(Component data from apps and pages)
=-=-=
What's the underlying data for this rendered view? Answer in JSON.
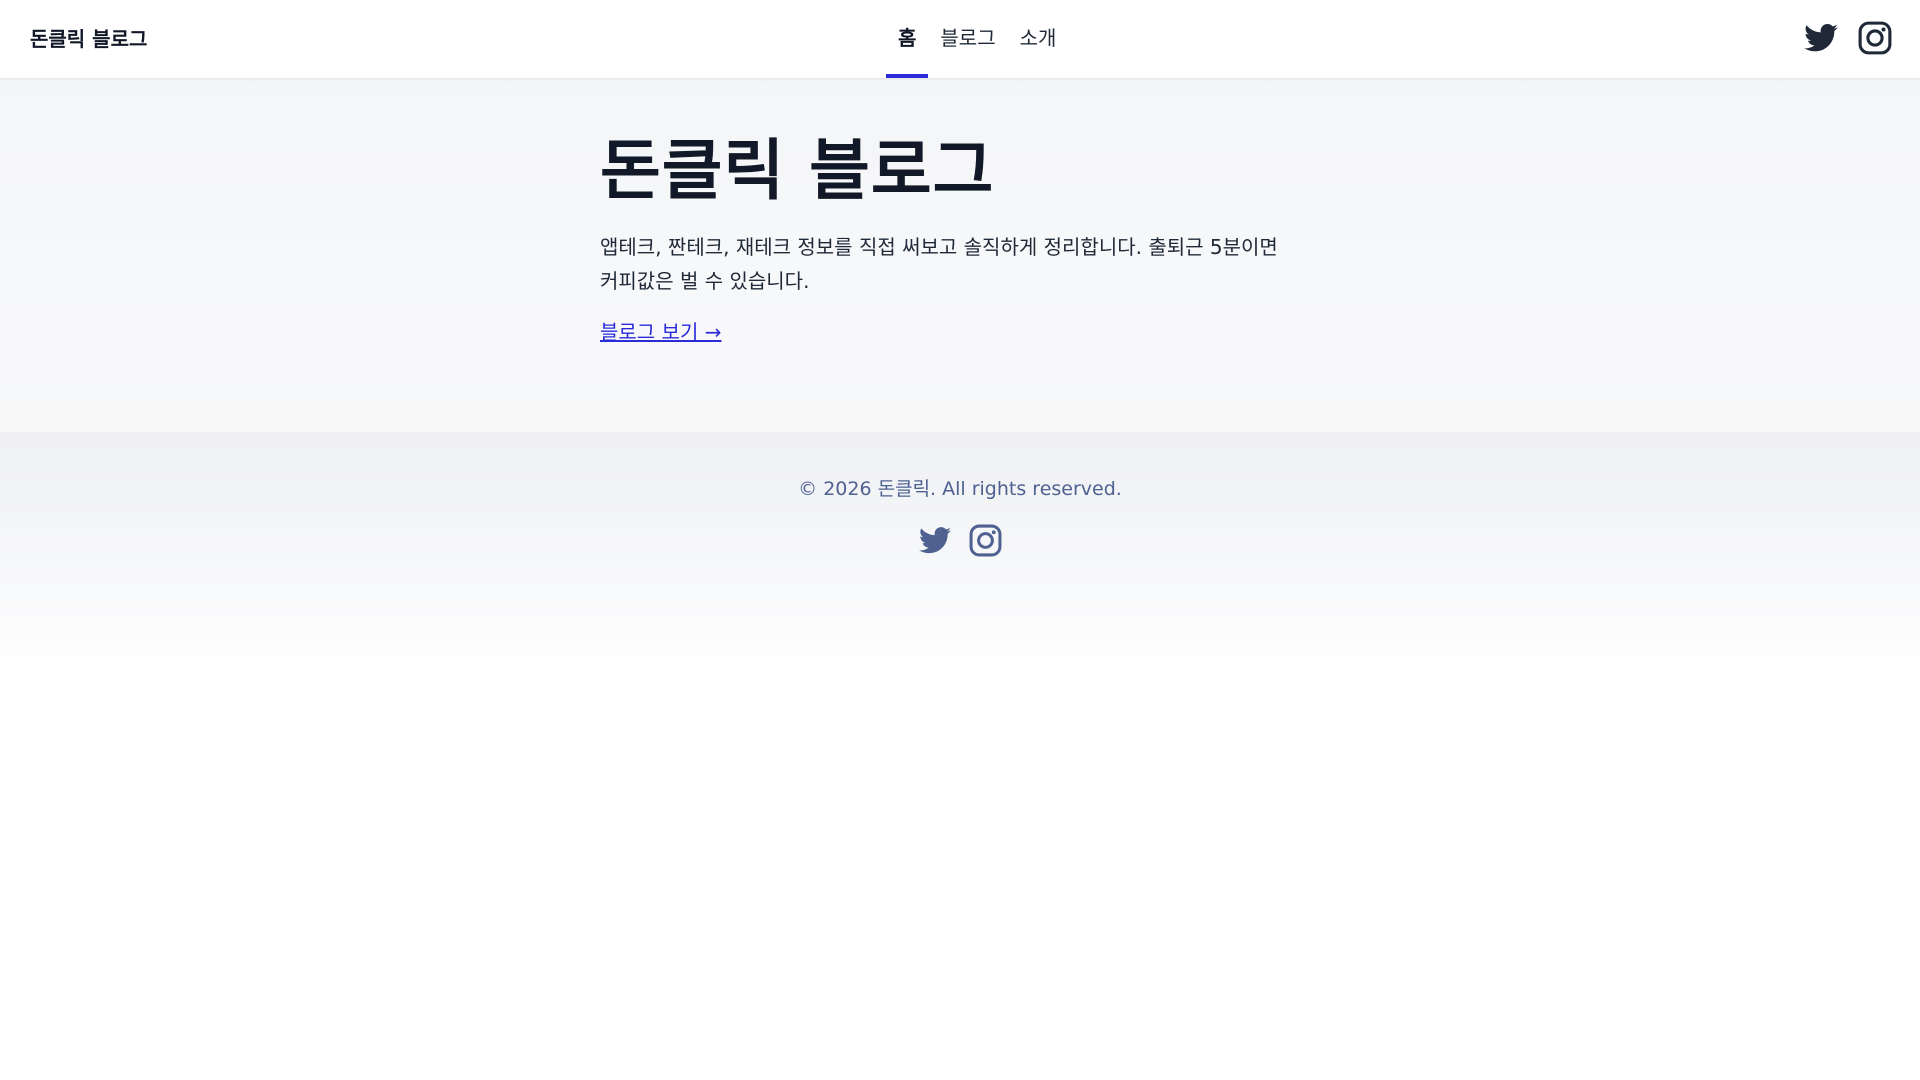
{
  "header": {
    "brand": "돈클릭 블로그",
    "nav": [
      {
        "label": "홈",
        "active": true
      },
      {
        "label": "블로그",
        "active": false
      },
      {
        "label": "소개",
        "active": false
      }
    ],
    "social_icons": [
      "twitter-icon",
      "instagram-icon"
    ]
  },
  "hero": {
    "title": "돈클릭 블로그",
    "description_line1": "앱테크, 짠테크, 재테크 정보를 직접 써보고 솔직하게 정리합니다. 출퇴근 5분이면",
    "description_line2": "커피값은 벌 수 있습니다.",
    "link_label": "블로그 보기 →"
  },
  "footer": {
    "copyright": "© 2026 돈클릭. All rights reserved.",
    "social_icons": [
      "twitter-icon",
      "instagram-icon"
    ]
  },
  "colors": {
    "accent": "#2b2bd8",
    "footer_text": "#4e6191",
    "header_icon": "#1f2937"
  }
}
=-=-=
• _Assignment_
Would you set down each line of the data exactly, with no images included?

• _Solution for this exercise_
What's the underlying data for this rendered view? Answer in JSON.
{
  "header": {
    "brand": "돈클릭 블로그",
    "nav": [
      {
        "label": "홈",
        "active": true
      },
      {
        "label": "블로그",
        "active": false
      },
      {
        "label": "소개",
        "active": false
      }
    ],
    "social_icons": [
      "twitter-icon",
      "instagram-icon"
    ]
  },
  "hero": {
    "title": "돈클릭 블로그",
    "description_line1": "앱테크, 짠테크, 재테크 정보를 직접 써보고 솔직하게 정리합니다. 출퇴근 5분이면",
    "description_line2": "커피값은 벌 수 있습니다.",
    "link_label": "블로그 보기 →"
  },
  "footer": {
    "copyright": "© 2026 돈클릭. All rights reserved.",
    "social_icons": [
      "twitter-icon",
      "instagram-icon"
    ]
  },
  "colors": {
    "accent": "#2b2bd8",
    "footer_text": "#4e6191",
    "header_icon": "#1f2937"
  }
}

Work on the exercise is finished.